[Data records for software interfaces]
====
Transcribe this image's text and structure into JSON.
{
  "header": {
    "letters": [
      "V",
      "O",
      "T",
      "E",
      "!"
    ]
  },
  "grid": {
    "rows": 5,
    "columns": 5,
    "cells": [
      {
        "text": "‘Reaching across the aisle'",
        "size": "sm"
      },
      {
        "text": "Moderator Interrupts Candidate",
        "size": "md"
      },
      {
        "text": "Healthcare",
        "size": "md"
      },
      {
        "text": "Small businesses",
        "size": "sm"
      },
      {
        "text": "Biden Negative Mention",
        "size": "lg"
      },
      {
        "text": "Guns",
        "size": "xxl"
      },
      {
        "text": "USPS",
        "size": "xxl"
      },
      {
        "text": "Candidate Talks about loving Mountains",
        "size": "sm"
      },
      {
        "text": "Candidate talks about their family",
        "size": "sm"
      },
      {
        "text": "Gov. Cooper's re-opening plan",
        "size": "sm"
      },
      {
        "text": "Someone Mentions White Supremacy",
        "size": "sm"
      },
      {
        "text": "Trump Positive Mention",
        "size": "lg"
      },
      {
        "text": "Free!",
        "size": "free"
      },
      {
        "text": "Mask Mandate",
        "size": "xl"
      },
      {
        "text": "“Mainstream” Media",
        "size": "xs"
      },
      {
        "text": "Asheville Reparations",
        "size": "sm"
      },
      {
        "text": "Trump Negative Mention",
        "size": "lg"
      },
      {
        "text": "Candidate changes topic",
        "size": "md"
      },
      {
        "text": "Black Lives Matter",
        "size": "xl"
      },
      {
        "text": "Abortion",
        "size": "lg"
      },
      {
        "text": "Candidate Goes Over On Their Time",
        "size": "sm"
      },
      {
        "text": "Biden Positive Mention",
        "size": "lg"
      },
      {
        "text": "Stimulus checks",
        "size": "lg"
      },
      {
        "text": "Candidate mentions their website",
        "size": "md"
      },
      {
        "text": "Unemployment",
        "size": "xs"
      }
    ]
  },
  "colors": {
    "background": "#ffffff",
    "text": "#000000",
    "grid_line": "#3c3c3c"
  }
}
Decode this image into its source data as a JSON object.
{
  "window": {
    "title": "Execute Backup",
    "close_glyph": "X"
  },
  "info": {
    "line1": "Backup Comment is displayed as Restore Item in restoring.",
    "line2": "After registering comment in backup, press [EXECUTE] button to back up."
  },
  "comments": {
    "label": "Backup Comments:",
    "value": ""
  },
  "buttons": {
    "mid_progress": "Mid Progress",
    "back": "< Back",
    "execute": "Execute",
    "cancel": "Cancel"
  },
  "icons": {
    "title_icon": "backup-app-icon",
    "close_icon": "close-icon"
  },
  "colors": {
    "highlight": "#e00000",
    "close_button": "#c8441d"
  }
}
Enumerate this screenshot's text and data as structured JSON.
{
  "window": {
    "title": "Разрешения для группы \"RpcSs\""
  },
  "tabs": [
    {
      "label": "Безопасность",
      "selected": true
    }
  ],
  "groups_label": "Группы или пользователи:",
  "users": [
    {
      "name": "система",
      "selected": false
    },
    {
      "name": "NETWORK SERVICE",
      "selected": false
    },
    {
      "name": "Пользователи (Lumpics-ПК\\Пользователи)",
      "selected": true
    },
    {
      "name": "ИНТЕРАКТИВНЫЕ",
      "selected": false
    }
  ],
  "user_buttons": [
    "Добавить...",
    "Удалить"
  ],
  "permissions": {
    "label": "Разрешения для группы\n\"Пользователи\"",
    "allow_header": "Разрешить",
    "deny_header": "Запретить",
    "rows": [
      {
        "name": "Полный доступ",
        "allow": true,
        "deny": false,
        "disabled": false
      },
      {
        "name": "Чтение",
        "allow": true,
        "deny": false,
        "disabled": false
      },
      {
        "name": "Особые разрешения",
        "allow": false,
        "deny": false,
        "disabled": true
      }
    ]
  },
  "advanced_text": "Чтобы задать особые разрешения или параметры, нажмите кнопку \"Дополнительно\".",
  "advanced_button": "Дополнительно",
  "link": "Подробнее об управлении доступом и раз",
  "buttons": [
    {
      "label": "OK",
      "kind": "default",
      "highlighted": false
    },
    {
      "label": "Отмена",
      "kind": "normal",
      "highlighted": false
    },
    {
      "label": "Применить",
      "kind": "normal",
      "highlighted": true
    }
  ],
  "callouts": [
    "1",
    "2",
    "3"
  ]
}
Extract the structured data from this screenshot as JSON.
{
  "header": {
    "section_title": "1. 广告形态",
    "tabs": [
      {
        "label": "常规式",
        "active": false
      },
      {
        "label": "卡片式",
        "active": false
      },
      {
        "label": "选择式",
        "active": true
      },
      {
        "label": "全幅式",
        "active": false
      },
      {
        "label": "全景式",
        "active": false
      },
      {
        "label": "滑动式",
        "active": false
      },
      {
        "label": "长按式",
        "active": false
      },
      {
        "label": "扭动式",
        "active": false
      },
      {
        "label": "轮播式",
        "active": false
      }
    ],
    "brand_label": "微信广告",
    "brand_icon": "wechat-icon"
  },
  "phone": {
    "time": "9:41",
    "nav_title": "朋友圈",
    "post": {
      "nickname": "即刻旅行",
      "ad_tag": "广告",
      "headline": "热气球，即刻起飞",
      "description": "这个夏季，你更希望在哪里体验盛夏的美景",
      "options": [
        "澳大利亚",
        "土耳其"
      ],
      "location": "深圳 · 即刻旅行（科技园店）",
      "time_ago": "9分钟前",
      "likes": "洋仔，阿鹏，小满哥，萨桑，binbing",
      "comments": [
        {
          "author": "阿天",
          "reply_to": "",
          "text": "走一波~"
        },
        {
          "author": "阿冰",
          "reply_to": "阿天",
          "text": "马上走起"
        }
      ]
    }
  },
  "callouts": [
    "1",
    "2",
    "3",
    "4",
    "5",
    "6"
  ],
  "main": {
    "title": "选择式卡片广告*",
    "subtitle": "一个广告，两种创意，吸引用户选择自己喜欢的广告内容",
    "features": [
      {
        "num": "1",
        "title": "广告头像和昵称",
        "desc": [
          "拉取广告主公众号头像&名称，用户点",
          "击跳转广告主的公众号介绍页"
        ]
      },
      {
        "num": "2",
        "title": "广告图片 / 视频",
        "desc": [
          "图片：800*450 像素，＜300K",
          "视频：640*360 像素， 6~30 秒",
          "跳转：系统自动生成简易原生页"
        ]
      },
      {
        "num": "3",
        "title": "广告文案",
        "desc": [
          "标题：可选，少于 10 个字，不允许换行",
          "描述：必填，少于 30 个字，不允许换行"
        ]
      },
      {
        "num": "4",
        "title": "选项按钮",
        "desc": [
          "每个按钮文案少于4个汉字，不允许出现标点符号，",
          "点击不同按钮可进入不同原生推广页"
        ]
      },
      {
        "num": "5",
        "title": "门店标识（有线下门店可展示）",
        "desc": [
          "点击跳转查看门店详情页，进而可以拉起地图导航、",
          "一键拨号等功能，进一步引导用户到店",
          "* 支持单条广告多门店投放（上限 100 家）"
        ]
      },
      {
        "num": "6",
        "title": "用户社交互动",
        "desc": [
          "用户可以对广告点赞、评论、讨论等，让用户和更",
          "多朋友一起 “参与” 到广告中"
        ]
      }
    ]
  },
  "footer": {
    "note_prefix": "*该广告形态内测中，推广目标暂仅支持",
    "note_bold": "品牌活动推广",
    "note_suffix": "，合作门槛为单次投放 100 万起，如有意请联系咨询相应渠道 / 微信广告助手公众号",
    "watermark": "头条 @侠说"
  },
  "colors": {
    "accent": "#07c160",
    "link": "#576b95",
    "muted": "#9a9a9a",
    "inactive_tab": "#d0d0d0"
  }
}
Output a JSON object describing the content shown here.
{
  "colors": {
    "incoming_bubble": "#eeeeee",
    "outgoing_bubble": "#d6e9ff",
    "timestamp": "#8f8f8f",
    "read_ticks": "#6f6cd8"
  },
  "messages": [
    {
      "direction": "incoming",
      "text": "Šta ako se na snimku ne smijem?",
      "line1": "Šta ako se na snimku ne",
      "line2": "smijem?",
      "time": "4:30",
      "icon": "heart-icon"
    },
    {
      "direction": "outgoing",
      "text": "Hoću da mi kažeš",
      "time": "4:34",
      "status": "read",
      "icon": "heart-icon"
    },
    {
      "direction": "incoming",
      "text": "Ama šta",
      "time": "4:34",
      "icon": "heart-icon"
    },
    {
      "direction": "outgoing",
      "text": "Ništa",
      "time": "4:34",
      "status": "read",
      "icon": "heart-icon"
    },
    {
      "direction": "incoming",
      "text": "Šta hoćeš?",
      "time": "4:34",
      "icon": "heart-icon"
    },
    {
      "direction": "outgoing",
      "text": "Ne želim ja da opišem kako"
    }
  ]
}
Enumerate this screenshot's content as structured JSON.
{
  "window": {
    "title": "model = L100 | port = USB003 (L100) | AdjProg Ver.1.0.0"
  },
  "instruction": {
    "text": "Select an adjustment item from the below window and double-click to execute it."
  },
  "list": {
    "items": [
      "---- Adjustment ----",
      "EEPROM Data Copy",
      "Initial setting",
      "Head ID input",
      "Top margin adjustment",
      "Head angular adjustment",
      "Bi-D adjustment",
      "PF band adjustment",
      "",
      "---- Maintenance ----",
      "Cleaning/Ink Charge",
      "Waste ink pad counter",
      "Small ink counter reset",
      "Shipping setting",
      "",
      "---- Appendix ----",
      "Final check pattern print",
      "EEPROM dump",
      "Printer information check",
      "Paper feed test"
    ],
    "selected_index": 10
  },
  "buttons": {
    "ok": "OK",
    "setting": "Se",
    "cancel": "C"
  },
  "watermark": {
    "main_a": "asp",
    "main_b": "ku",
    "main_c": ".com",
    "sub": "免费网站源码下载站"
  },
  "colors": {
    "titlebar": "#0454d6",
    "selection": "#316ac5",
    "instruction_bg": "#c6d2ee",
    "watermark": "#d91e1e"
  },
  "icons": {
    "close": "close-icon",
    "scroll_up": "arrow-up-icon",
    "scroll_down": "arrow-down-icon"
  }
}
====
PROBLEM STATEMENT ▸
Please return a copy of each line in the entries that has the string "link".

RESULT FOR THIS TASK ▸
  "link": "Подробнее об управлении доступом и раз",
    "link": "#576b95",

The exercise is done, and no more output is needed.